Wednesday, December 9, 2015

Total Control v. No Control: A Case Study Contrasting Law Students and Law Schools

Here is an article about law school lawsuits and transparency.  Without being explicit about it, it provides a good compare-and-contrast about the guilt and innocence of various parties getting screwed currently.

First, consider law schools, who have been the unfortunate victims of a sudden global economic meltdown seven years ago that has caused a disruption in the willingness of students to sign up for models and bottles.

Law schools are trying their hardest to give transparent data, but simply have no control over certain things.  Consider:
Barry Currier, managing director of accreditation and legal education at the ABA, said the organization isn't done improving the employment data it releases, but warned that more information would not necessarily help prospective students.
[S]ome of the criticism of schools fails to account for changes in the job market for law school graduates.

"We're letting our concerns about employment and the job market, over which law schools have no control, drive too much of this conversation," he said. (emphasis added)
Sure, some snarky practicing lawyer on a blog somewhere might argue that law schools are essential in controlling the supply of new lawyers, a key variable in the employability of young lawyers, but this is the managing director of accreditation at the ABA.  He's not going to mislead you; if he says law schools have no control over the situation, they have no control over the situation.  Whether they put out 10 graduates or 10 million, they simply cannot create jobs.  Jesus, what are you, stupid?

That's an example of no control.

Now, consider the law student who ignores piles of information:
Nikki Nguyen left a $50,000-a-year job at Boeing Co. in 2006 to pursue a law degree at Thomas Jefferson School of Law...

Instead, she struggled for more than a year to find a job after she graduated and watched her student loan debt of over $180,000 balloon.

Nguyen, 34, is among 12 former Thomas Jefferson students who are suing the university in a California court, accusing it of inflating its graduates' employment figures and salaries to attract students.

"They weren't transparent," said Nguyen, whose case is scheduled to go to trial in March. "People who have a dream of law school should go into it with their eyes wide open."
Ma'am, you were a sophisticated consumer, as shown by your gainful employment at an above-median salary.  Thomas Jefferson didn't hide numbers on your loan documents and made at least an effort to comply with existing guidelines.  If you didn't have sufficient data to decide to enroll in Thomas Jefferson and claim your ticket on the million dollar express, you should have spent hours upon hours researching TJLS graduates, talking to successful local lawyers, and hacking into TJLS computer systems to verify that they weren't bullshitting you when they said 95% employed or whatever it was they claimed.

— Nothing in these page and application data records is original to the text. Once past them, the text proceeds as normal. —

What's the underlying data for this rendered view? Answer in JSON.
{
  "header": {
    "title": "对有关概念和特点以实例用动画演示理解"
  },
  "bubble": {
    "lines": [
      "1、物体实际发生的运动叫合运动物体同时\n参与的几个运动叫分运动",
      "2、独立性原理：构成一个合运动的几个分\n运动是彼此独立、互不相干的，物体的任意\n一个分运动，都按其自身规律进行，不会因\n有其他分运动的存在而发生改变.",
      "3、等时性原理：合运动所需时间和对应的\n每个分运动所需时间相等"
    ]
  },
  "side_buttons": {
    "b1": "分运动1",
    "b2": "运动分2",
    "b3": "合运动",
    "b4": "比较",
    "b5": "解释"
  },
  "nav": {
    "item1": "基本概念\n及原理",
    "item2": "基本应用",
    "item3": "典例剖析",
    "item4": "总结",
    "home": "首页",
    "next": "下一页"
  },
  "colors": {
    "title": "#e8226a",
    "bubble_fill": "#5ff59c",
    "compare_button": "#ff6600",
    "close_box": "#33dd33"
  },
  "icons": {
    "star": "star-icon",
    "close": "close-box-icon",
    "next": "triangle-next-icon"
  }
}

Unlike law schools, who have no control over the future and had no information that would have suggested a possible change in fortunes post-2005, law students have all the data out there to make sound financial decisions as sophisticated consumers and have for some time.

Total control.

If history is a lie that all agree upon, then law schools will never be history, because they are the truth.


  1. LSTC, your analysis is flawless, as usual. Keep 'em coming.

  2. I think we can all agree that law school is a terrific education. You learn the nuts and bolts of how our nation operates. However, for raw data, employment and income, talk to any solo or small firm lawyer. Look at the data. Pop open any Yellow Pages or look at the number of registered lawyers in your state and compare it to other professions that most adults will utilize over and over again. In other words, sustainable work that will generate a reliable income year after year to pay 180K in student loans and 5 bills monthly for a Bronze Level Obama Care Plan. The law is not that right now and for the foreseeable future.

  3. Amusing. But be careful. The type of applicant who would fall for this malarkey -- the type who would take The Onion at face value -- probably isn't smart enough to catch on to this piece.